**WHAT THE TASK REQUIRES:** Report every line of the entries that contains the word "Search".

**DATA EXCERPTS:**
########
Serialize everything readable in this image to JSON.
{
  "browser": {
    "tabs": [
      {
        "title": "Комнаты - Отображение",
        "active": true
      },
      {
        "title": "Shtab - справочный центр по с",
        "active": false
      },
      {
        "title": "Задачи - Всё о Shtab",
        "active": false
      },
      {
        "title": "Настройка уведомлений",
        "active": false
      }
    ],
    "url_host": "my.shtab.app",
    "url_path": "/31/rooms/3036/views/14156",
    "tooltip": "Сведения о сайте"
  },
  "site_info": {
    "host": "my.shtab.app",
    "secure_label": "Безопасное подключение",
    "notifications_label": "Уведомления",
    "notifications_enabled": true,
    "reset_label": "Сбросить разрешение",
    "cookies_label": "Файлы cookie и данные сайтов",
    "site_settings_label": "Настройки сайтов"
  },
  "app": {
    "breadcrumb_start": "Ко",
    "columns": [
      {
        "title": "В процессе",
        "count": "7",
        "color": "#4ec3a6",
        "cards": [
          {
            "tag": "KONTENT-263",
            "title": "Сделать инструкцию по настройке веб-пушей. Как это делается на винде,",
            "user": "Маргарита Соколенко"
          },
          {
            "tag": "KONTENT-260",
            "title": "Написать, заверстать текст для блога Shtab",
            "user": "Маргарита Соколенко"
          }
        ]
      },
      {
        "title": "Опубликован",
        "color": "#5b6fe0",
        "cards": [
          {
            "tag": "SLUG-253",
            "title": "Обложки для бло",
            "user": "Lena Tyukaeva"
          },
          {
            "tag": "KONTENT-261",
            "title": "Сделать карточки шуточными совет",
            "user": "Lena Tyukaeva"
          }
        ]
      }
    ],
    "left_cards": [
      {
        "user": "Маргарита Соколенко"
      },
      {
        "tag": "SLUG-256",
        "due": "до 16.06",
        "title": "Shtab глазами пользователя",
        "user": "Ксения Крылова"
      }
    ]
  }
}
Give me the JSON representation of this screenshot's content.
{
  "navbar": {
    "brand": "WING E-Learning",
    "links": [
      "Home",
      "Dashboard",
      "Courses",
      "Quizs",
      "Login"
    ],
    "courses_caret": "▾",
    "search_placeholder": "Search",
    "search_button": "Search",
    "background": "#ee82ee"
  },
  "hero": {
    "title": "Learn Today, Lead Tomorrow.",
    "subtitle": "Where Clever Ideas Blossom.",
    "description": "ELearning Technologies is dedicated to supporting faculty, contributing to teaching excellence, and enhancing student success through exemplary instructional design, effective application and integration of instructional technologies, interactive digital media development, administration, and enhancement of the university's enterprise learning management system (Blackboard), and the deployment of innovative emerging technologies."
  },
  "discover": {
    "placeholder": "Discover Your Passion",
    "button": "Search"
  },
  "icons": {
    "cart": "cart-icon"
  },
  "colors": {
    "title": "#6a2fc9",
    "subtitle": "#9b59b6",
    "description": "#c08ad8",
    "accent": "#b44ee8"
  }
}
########
**YOUR SOLUTION:**
    "search_placeholder": "Search",
    "search_button": "Search",
    "button": "Search"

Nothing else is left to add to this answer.